R: The Adventures of the Submarine DOX [a noir-fiction literary serial written by Henry Warren] I've heard of them.
I: The Adventures of the Submarine DOX, with Pongo and Marian.
R: Yes, I've heard of them.
I: The Adventures of the DOX crew or of the DOX Submarine. There were some fascicles left from the 1940s, before the outbreak of the war. They used to be read 'under-the-counter'.
R: Why under-the-counter?
I: Well, they were forbidden.
R: The DOX series?
I: Well of course.
R: Well, there was nothing subversive about them.
I: It was considered decadent literature. It was not allowed.
I: Yes, of course. They were not read. Only under-the-counter, they were moved around like that... And they come in, these two guys, dressed as civilians, and they ask for my ID. I give it to them...
R: What year was it?
I: It was 1957.
R: In 1957, what grade were you in?
I: I was in tenth grade. It was the summer between the 10th and the 11th grade. So, they looked through the library, through books, here and there, under the table, I had a shelf, they also looked under that shelf.
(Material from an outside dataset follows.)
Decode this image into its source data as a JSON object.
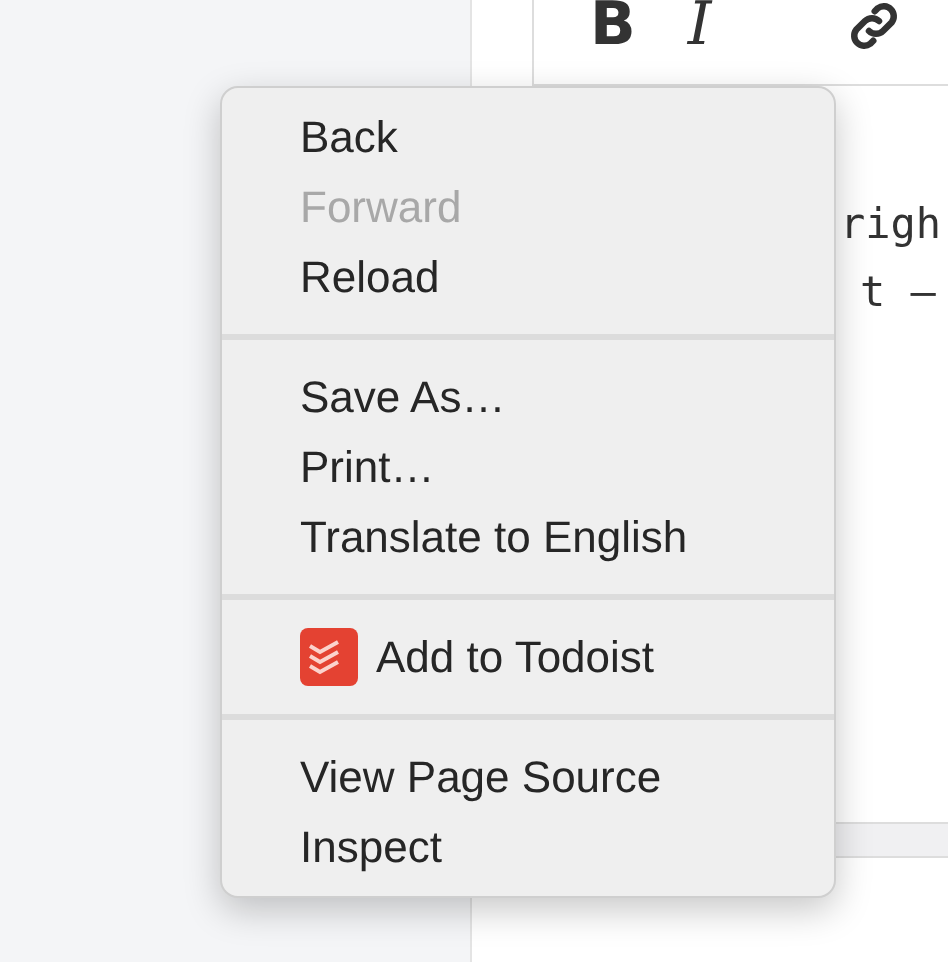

They grabbed these books, they were colorful and had brightly colored covers, I don't know if you have seen these colorful fascicles from the DOX novel. Have you ever seen them?
R: Yes, they were reddish.
I: 'Look what he's reading here! Decadent literature, take a look at what he is reading! Get dressed, you're coming with us!' I said to them: 'Where do I have to go?'' You are going to give a statement'"
The minors sentenced for political reasons were considered to have political judgement from 14 years old.
He was born on September 8, 1940 in Constanţa.Mirel Stănescu attended primary and secondary school at the General School No. 6 in Constanţa, and then studied at the Mihai Eminescu High School in the same city.Growing up in an environment, which was hostile towards the communist regime, while still in high school, Mirel Stănescu decided to leave the country. He talked about his decision, but also expressed his views against the communist regime, with several colleagues and friends, as well as with his neighbour, Valentin Beer. The latter then approached a sailor, Vasile Grigoras, who had promised to help them flee the country by boat.The Securitate finally found out about their plans. As a consequence, on August 13, 1957, Mirel Stănescu, who was in 11th grade at the time, was arrested and taken to the Securitate headquarters in Constanţa. While in the custody of the Securitate, he learned about Valentin Beer’s and Vasile Grigoraş’ arrest, who had been detained a few days earlier.After several months of investigations, at the beginning of November 1957, following a trial by the Constanţa Military Court, Mirel Stănescu was sentenced to 3 years of imprisonment in a correctional institution for “hostility towards the popular democracy regime” and “preparatory acts for crossing the border.” Vasile Grigoraş was sentenced to 5 years, while Valentin Beer to 4 years in prison.In January 1958, although still a minor, Mirel Stănescu was transferred to the Jilava Penitentiary, where he spent one month in a prison cell along with other 80 detainees. In February 1958, he was transferred to the Cluj Penitentiary for juvenile offenders. He remained here until May 1958, when the prison was closed down, and the inmates were transferred to Ocnele Mari. Mirel Stănescu was detained here until reaching the age of 18 years. In September 1958, he was transferred to the Gherla Penitentiary, and then, in May 1959, to the Periprava labour camp on the Great Brăila Island, where inmates were used for harvesting rush, agricultural work or the construction of dams.He was released from prison on September 1, 1959.After his release, he continued to be kept under surveillance by the Securitate until 1978. After the end of his prison term, Mirel Stănescu managed to get a job at the Mechanical Shipbuilding Plant, where he was harassed, threatened and interrogated by officers of the Securitate.He is currently living in Constanţa. He is a member of the Association of Former Political Detainees in Romania.